• [The task]:
Reproduce the records below; each should match the original exactly.

• [Input material]:
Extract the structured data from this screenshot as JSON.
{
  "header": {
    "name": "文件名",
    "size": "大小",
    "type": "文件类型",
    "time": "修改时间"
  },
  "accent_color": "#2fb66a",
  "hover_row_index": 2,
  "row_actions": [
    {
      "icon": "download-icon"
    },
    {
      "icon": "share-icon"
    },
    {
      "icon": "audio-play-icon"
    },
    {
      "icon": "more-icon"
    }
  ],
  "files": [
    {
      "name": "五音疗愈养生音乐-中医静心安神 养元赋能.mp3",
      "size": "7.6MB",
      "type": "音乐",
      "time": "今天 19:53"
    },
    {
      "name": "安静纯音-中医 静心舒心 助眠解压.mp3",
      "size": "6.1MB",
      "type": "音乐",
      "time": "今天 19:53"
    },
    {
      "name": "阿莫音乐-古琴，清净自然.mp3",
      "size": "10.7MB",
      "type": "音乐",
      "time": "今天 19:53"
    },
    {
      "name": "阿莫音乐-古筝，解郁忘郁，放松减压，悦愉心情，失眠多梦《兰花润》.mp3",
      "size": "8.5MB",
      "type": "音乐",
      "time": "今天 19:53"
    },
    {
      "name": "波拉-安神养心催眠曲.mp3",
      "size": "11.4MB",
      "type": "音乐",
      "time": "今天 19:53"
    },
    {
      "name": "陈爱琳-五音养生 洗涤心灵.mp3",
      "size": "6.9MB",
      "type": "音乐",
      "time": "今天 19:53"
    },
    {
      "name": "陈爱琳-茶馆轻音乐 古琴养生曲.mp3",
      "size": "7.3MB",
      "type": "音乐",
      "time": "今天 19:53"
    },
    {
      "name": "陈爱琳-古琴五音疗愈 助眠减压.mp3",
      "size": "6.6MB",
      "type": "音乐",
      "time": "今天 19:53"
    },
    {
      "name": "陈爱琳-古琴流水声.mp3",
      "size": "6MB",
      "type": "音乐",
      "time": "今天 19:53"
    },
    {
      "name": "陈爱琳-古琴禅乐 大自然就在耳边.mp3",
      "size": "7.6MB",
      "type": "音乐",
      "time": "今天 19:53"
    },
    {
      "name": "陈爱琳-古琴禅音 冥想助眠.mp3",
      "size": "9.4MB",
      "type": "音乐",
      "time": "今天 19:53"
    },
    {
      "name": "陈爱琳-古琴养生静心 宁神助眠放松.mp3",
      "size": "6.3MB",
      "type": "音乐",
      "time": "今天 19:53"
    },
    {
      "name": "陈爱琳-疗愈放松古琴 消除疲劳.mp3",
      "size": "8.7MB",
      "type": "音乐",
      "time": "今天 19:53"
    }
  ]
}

• [Solution to this exercise]:
Extract the structured data from this screenshot as JSON.
{
  "header": {
    "name": "文件名",
    "size": "大小",
    "type": "文件类型",
    "time": "修改时间"
  },
  "accent_color": "#2fb66a",
  "hover_row_index": 2,
  "row_actions": [
    {
      "icon": "download-icon"
    },
    {
      "icon": "share-icon"
    },
    {
      "icon": "audio-play-icon"
    },
    {
      "icon": "more-icon"
    }
  ],
  "files": [
    {
      "name": "五音疗愈养生音乐-中医静心安神 养元赋能.mp3",
      "size": "7.6MB",
      "type": "音乐",
      "time": "今天 19:53"
    },
    {
      "name": "安静纯音-中医 静心舒心 助眠解压.mp3",
      "size": "6.1MB",
      "type": "音乐",
      "time": "今天 19:53"
    },
    {
      "name": "阿莫音乐-古琴，清净自然.mp3",
      "size": "10.7MB",
      "type": "音乐",
      "time": "今天 19:53"
    },
    {
      "name": "阿莫音乐-古筝，解郁忘郁，放松减压，悦愉心情，失眠多梦《兰花润》.mp3",
      "size": "8.5MB",
      "type": "音乐",
      "time": "今天 19:53"
    },
    {
      "name": "波拉-安神养心催眠曲.mp3",
      "size": "11.4MB",
      "type": "音乐",
      "time": "今天 19:53"
    },
    {
      "name": "陈爱琳-五音养生 洗涤心灵.mp3",
      "size": "6.9MB",
      "type": "音乐",
      "time": "今天 19:53"
    },
    {
      "name": "陈爱琳-茶馆轻音乐 古琴养生曲.mp3",
      "size": "7.3MB",
      "type": "音乐",
      "time": "今天 19:53"
    },
    {
      "name": "陈爱琳-古琴五音疗愈 助眠减压.mp3",
      "size": "6.6MB",
      "type": "音乐",
      "time": "今天 19:53"
    },
    {
      "name": "陈爱琳-古琴流水声.mp3",
      "size": "6MB",
      "type": "音乐",
      "time": "今天 19:53"
    },
    {
      "name": "陈爱琳-古琴禅乐 大自然就在耳边.mp3",
      "size": "7.6MB",
      "type": "音乐",
      "time": "今天 19:53"
    },
    {
      "name": "陈爱琳-古琴禅音 冥想助眠.mp3",
      "size": "9.4MB",
      "type": "音乐",
      "time": "今天 19:53"
    },
    {
      "name": "陈爱琳-古琴养生静心 宁神助眠放松.mp3",
      "size": "6.3MB",
      "type": "音乐",
      "time": "今天 19:53"
    },
    {
      "name": "陈爱琳-疗愈放松古琴 消除疲劳.mp3",
      "size": "8.7MB",
      "type": "音乐",
      "time": "今天 19:53"
    }
  ]
}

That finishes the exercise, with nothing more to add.